Fourty-one patients were treated with Pegvisomant and 33 with Pasireotide LAR. At the end of the study, acromegaly was controlled in 35 patients treated with Pegvisomant (85.4%) and in 23 treated with Pasireotide LAR (69.7%). In this cohort, a poor Pegvisomant response and a shorter progression free time were observed in cases with tumor extension to the third ventricle (P = 0.004, HR: 1.6, 95%CI: 1.2–4.6), with a Ki67-Li >4% (P = 0.004, HR: 3.49, 95%CI: 1.4–4.0) and with pre-treatment IGF-I >3.3×ULN (P=0.03, HR: 1.3, 95%CI: 1.1–6.0). A poor Pasireotide LAR response and a shorter progression free time were observed in cases with tumor extension to the third ventricle (P=0.025, HR: 1.6 95%CI: 1.4–3.4), pre-treatment IGF-I >2.3×ULN (P=0.049, HR: 2.4, 95%CI: 1.4–8.0), absent/low SST5 membranous expression (P=0.023 HR: 4.56 95%CI: 1.3–6.4) and in patients carried the d3-delated GHR isoform (P=0.005, HR: 11.37, 95%CI: 1.3–20.0).

Conclusion

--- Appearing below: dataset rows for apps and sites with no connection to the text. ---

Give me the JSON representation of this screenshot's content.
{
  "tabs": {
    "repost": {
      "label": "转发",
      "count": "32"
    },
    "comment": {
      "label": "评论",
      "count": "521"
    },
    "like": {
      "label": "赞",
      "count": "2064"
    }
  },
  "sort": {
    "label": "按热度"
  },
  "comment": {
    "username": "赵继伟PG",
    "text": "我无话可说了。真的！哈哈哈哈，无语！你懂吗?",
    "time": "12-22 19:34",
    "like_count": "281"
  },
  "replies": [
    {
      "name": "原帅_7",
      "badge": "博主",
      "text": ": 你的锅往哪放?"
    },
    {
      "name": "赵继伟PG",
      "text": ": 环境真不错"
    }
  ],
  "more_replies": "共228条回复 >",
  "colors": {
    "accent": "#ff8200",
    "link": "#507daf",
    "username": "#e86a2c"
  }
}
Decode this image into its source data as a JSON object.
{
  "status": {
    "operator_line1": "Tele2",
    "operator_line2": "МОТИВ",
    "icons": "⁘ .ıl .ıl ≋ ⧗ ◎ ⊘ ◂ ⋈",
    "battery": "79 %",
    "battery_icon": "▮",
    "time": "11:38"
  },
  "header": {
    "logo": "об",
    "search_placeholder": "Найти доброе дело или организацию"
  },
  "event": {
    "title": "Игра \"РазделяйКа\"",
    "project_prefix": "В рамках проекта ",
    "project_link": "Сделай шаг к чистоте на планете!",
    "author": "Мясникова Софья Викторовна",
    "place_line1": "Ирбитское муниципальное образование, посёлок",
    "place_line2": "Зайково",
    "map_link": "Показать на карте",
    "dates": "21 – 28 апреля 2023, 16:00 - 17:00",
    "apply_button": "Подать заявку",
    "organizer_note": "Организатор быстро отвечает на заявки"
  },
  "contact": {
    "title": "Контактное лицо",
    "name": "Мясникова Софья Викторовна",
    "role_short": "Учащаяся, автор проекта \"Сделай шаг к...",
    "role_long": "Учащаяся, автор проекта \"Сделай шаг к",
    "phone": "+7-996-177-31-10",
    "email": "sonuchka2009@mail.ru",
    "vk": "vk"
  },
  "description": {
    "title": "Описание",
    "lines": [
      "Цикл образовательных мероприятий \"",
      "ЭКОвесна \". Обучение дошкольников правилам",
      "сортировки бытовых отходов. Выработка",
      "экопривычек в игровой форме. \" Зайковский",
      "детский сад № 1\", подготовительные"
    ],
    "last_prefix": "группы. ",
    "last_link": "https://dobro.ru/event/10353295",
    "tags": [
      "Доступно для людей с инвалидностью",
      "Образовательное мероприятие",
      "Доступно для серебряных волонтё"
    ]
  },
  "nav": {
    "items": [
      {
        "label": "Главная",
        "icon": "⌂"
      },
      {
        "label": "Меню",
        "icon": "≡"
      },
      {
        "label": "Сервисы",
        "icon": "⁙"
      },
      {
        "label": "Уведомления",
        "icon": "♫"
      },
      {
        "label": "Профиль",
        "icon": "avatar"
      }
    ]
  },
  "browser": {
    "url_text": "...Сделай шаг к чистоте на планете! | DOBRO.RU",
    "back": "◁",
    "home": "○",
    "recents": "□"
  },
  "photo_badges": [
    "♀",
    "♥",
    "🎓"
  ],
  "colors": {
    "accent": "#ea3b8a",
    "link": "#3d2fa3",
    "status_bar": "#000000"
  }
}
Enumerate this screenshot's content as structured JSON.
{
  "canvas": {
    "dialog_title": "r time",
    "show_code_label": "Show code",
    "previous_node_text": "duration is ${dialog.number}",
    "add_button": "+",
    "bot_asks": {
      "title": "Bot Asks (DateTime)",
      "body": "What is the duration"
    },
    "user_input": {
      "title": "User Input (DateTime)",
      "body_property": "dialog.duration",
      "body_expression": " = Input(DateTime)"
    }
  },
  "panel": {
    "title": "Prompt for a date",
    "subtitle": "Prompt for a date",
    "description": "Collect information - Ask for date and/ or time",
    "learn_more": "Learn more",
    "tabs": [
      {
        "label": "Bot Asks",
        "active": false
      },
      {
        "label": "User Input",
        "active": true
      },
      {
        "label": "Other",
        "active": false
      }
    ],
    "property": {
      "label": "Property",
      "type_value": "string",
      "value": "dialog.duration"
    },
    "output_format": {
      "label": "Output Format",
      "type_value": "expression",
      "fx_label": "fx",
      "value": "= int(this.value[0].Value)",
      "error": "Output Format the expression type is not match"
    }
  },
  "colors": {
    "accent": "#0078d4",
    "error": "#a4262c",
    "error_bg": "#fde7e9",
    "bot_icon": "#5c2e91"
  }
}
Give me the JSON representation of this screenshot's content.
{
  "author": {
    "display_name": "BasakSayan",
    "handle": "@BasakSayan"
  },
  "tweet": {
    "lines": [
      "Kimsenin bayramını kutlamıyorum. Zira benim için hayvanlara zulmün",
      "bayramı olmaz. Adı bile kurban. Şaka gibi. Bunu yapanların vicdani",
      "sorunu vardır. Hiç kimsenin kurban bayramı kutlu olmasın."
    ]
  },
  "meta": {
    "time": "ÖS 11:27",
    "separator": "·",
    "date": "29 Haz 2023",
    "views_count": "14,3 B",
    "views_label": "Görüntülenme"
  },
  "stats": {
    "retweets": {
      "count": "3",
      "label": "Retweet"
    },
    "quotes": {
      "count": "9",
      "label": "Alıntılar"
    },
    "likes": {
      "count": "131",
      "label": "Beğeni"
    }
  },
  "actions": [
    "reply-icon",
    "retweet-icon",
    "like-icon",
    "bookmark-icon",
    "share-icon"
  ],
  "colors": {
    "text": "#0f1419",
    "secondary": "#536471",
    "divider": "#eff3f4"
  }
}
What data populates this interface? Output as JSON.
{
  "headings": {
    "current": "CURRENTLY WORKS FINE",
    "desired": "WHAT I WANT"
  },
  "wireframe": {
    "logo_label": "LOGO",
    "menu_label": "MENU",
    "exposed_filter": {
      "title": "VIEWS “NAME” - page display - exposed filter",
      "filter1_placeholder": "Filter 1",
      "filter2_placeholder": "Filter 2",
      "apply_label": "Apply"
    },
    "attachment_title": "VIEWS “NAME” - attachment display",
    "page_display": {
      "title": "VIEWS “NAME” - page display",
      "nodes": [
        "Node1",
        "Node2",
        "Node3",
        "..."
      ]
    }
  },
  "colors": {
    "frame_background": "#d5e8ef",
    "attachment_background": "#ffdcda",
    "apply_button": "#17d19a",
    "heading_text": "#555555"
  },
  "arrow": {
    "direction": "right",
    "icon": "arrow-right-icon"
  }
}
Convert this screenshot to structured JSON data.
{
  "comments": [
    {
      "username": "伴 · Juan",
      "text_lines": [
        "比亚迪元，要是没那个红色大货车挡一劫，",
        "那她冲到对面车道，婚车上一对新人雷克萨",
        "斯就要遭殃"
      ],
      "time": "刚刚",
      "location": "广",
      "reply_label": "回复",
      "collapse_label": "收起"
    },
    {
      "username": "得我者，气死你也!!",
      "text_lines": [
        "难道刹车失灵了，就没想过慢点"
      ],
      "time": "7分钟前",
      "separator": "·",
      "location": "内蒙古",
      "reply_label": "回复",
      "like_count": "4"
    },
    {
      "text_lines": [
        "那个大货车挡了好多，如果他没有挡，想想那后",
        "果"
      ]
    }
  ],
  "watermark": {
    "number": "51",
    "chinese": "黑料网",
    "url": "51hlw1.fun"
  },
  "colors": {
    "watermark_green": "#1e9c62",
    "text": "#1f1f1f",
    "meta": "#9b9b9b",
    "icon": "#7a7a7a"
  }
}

Molecular and clinical biomarkers can be useful in predicting the responsiveness to Pegvisomant and Pasireotide LAR.